The Kuiper Belt is an area in our Solar System that is similar to the Asteroid Belt. It is very far away and yet is hold many larger objects. Some of these objects are not much smaller than the size of Pluto. The Kuiper Belt is a disk-shaped region past the orbit of Neptune extending roughly from 30 to 50 AU from the Sun containing many small icy bodies. It is now considered to be the source of the short-period comets.

Mrs. Degl

slide16

Asteroids

The Asteroid Belt, which is where most of the asteroids are, lies between Mars and Jupiter.

One of the largest in our Solar System is 620 miles in diameter.

Asteroids tend to have very eccentric orbits and irregular shapes.

Asteroids have always collided with the Earth. This does not happen very often, because most are very far away.

Every once in while, the orbit of an asteroid comes pretty close to the Earth’s orbit. (The closest has been double the distance to the Moon from Earth… that is pretty close)

It is believed that the extinction of the dinosaurs and many other species was caused by an asteroid impact of some sort, 65 million years ago. A huge undersea crater off of Mexico is believed to the the impact site. A great deal of an element called Iridium was found around it. Iridium is found on the surface of the Earth. It is found in space rocks.

Mrs. Degl

slide17

Comets

Comets are sort of like“large dirty snowballs”

Comets are composed of frozen gases that cover rocky materials.

Comets tend to have very eccentric orbits.

Comets develop a tail that points away from the Sun. This is caused by blowing solar winds and/orpartial melting when the comet gets closer to the Sun.

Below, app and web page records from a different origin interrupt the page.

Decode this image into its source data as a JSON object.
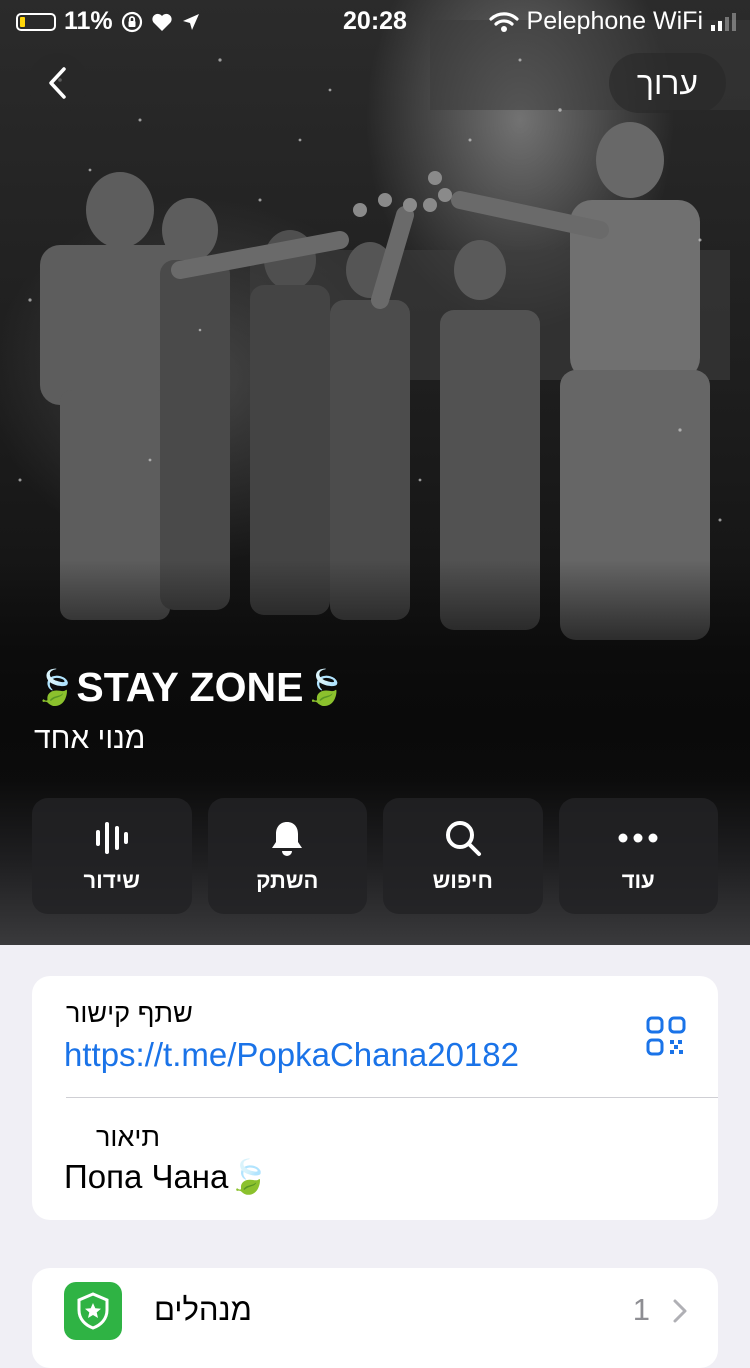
{
  "status_bar": {
    "battery_percent": "11%",
    "battery_level": 0.11,
    "time": "20:28",
    "carrier": "Pelephone WiFi"
  },
  "header": {
    "edit_label": "ערוך"
  },
  "profile": {
    "title": "STAY ZONE",
    "title_emoji": "🍃",
    "subtitle": "מנוי אחד"
  },
  "actions": [
    {
      "label": "שידור",
      "icon": "voice-chat-icon"
    },
    {
      "label": "השתק",
      "icon": "bell-icon"
    },
    {
      "label": "חיפוש",
      "icon": "search-icon"
    },
    {
      "label": "עוד",
      "icon": "more-icon"
    }
  ],
  "info": {
    "share_link_label": "שתף קישור",
    "share_link_url": "https://t.me/PopkaChana20182",
    "description_label": "תיאור",
    "description_value": "Попа Чана",
    "description_emoji": "🍃"
  },
  "admins": {
    "label": "מנהלים",
    "count": "1"
  },
  "colors": {
    "link": "#1a73e8",
    "admin_icon_bg": "#2fb344"
  }
}
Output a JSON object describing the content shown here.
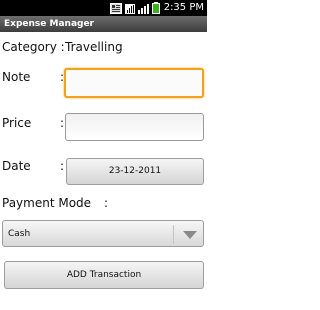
{
  "status_bar": {
    "time": "2:35 PM"
  },
  "app": {
    "title": "Expense Manager"
  },
  "category": {
    "label": "Category :",
    "value": "Travelling"
  },
  "note": {
    "label": "Note",
    "colon": ":",
    "value": ""
  },
  "price": {
    "label": "Price",
    "colon": ":",
    "value": ""
  },
  "date": {
    "label": "Date",
    "colon": ":",
    "value": "23-12-2011"
  },
  "payment": {
    "label": "Payment Mode",
    "colon": ":",
    "selected": "Cash"
  },
  "actions": {
    "add_label": "ADD Transaction"
  }
}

The most famous comet is “Halley’s Comet”. It has an orbital period of 76 years. It was last here in 1985. It will return in 2061.

Another famous comet is “Hale Bopp” (It was here in 1997).

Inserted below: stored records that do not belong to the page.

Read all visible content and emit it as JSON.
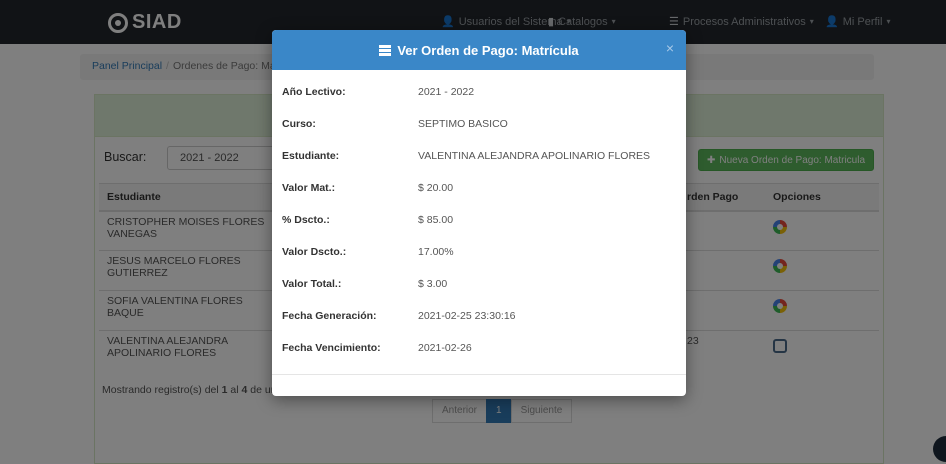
{
  "navbar": {
    "brand": "SIAD",
    "menu": [
      {
        "label": "Usuarios del Sistema",
        "icon": "users-icon"
      },
      {
        "label": "Catalogos",
        "icon": "book-icon"
      },
      {
        "label": "Procesos Administrativos",
        "icon": "list-icon"
      },
      {
        "label": "Mi Perfil",
        "icon": "user-icon"
      }
    ]
  },
  "breadcrumb": {
    "home": "Panel Principal",
    "current": "Ordenes de Pago: Ma"
  },
  "search": {
    "label": "Buscar:",
    "value": "2021 - 2022"
  },
  "new_button": "Nueva Orden de Pago: Matricula",
  "table": {
    "headers": {
      "student": "Estudiante",
      "order": "rden Pago",
      "options": "Opciones"
    },
    "rows": [
      {
        "student": "CRISTOPHER MOISES FLORES VANEGAS",
        "order": "",
        "option_icon": "color-wheel-icon"
      },
      {
        "student": "JESUS MARCELO FLORES GUTIERREZ",
        "order": "",
        "option_icon": "color-wheel-icon"
      },
      {
        "student": "SOFIA VALENTINA FLORES BAQUE",
        "order": "",
        "option_icon": "color-wheel-icon"
      },
      {
        "student": "VALENTINA ALEJANDRA APOLINARIO FLORES",
        "order": "23",
        "option_icon": "document-icon"
      }
    ]
  },
  "info": {
    "prefix": "Mostrando registro(s) del ",
    "from": "1",
    "mid": " al ",
    "to": "4",
    "suffix": " de un t"
  },
  "pagination": {
    "prev": "Anterior",
    "page": "1",
    "next": "Siguiente"
  },
  "modal": {
    "title": "Ver Orden de Pago: Matrícula",
    "close": "×",
    "fields": [
      {
        "label": "Año Lectivo:",
        "value": "2021 - 2022"
      },
      {
        "label": "Curso:",
        "value": "SEPTIMO BASICO"
      },
      {
        "label": "Estudiante:",
        "value": "VALENTINA ALEJANDRA APOLINARIO FLORES"
      },
      {
        "label": "Valor Mat.:",
        "value": "$ 20.00"
      },
      {
        "label": "% Dscto.:",
        "value": "$ 85.00"
      },
      {
        "label": "Valor Dscto.:",
        "value": "17.00%"
      },
      {
        "label": "Valor Total.:",
        "value": "$ 3.00"
      },
      {
        "label": "Fecha Generación:",
        "value": "2021-02-25 23:30:16"
      },
      {
        "label": "Fecha Vencimiento:",
        "value": "2021-02-26"
      }
    ]
  },
  "colors": {
    "navbar": "#23272c",
    "modal_header": "#3a87c8",
    "success": "#5cb85c",
    "panel_heading": "#dff0d8"
  }
}
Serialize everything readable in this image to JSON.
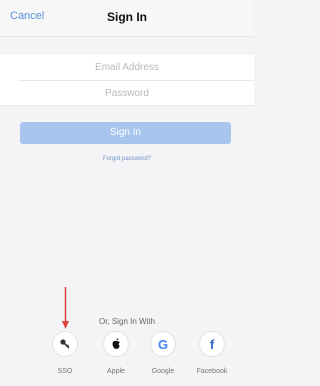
{
  "nav": {
    "cancel_label": "Cancel",
    "title": "Sign In"
  },
  "form": {
    "email_placeholder": "Email Address",
    "password_placeholder": "Password",
    "email_value": "",
    "password_value": ""
  },
  "actions": {
    "signin_label": "Sign In",
    "forgot_label": "Forgot password?"
  },
  "social": {
    "heading": "Or, Sign In With",
    "providers": [
      {
        "label": "SSO",
        "icon": "key-icon"
      },
      {
        "label": "Apple",
        "icon": "apple-icon"
      },
      {
        "label": "Google",
        "icon": "google-icon"
      },
      {
        "label": "Facebook",
        "icon": "facebook-icon"
      }
    ]
  },
  "colors": {
    "accent": "#5b8dd9",
    "button": "#a8c5ee",
    "arrow": "#d64541"
  }
}
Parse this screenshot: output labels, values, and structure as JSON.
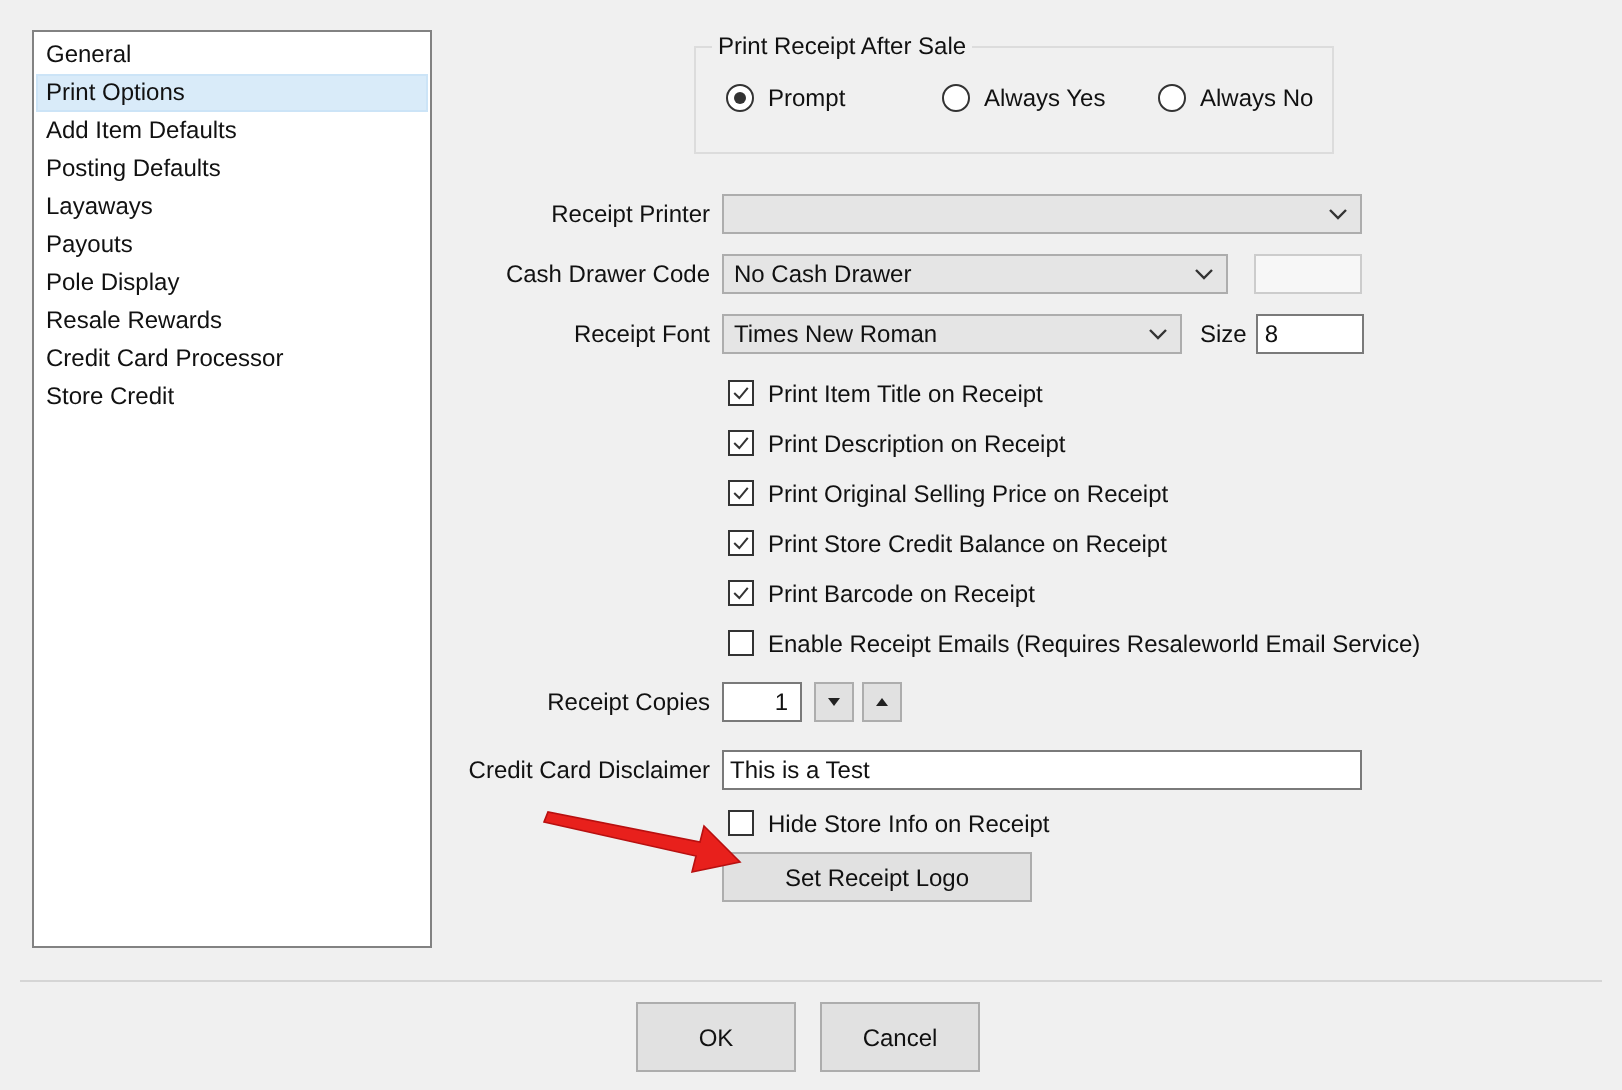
{
  "sidebar": {
    "items": [
      {
        "label": "General",
        "selected": false
      },
      {
        "label": "Print Options",
        "selected": true
      },
      {
        "label": "Add Item Defaults",
        "selected": false
      },
      {
        "label": "Posting Defaults",
        "selected": false
      },
      {
        "label": "Layaways",
        "selected": false
      },
      {
        "label": "Payouts",
        "selected": false
      },
      {
        "label": "Pole Display",
        "selected": false
      },
      {
        "label": "Resale Rewards",
        "selected": false
      },
      {
        "label": "Credit Card Processor",
        "selected": false
      },
      {
        "label": "Store Credit",
        "selected": false
      }
    ]
  },
  "print_after_sale": {
    "title": "Print Receipt After Sale",
    "options": [
      {
        "label": "Prompt",
        "selected": true
      },
      {
        "label": "Always Yes",
        "selected": false
      },
      {
        "label": "Always No",
        "selected": false
      }
    ]
  },
  "receipt_printer": {
    "label": "Receipt Printer"
  },
  "cash_drawer": {
    "label": "Cash Drawer Code",
    "value": "No Cash Drawer"
  },
  "receipt_font": {
    "label": "Receipt Font",
    "value": "Times New Roman",
    "size_label": "Size",
    "size": "8"
  },
  "print_checks": [
    {
      "label": "Print Item Title on Receipt",
      "checked": true
    },
    {
      "label": "Print Description on Receipt",
      "checked": true
    },
    {
      "label": "Print Original Selling Price on Receipt",
      "checked": true
    },
    {
      "label": "Print Store Credit Balance on Receipt",
      "checked": true
    },
    {
      "label": "Print Barcode on Receipt",
      "checked": true
    },
    {
      "label": "Enable Receipt Emails (Requires Resaleworld Email Service)",
      "checked": false
    }
  ],
  "receipt_copies": {
    "label": "Receipt Copies",
    "value": "1"
  },
  "disclaimer": {
    "label": "Credit Card Disclaimer",
    "value": "This is a Test"
  },
  "hide_store_info": {
    "label": "Hide Store Info on Receipt",
    "checked": false
  },
  "logo_button": "Set Receipt Logo",
  "buttons": [
    "OK",
    "Cancel"
  ]
}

Mrs. Degl

slide18

Meteors and Meteoroids

Meteors are pieces of space rock that enter the Earth’s atmosphere.

Meteoriods are pieces of space rock that make it to the ground.

When you see a shooting star, you are looking at a meteor that has entered the Earth’s atmosphere as it burns up.

Meteor showers occur when the Earth enters the path of a comet or other space debris, during it’s orbit around the Sun.

The Leonid Meteor Shower is very popular and a great time to go out at night and look for shooting stars. This happens every November.

Shooting stars are really the size of a nickel, give or take a few centimeters.

Most meteors are made of iron and nickel. Others are made of carbon. This helps us determine what is inside the Earth’s core and what is in the rest of our Solar System.

Mrs. Degl

slide21

Oort Cloud

The Oort cloud is an immense spherical cloud surrounding the planetary system and extending approximately 3 light years, about 30 trillion kilometers from the Sun. This vast distance is considered the edge of the Sun's orb of physical, gravitational, or dynamical influence.

The statistics imply that it may contain as many as a trillion comets. Unfortunately, since the individual comets are so small and at such large distances, we have no direct evidence about the Oort Cloud.

Mrs. Degl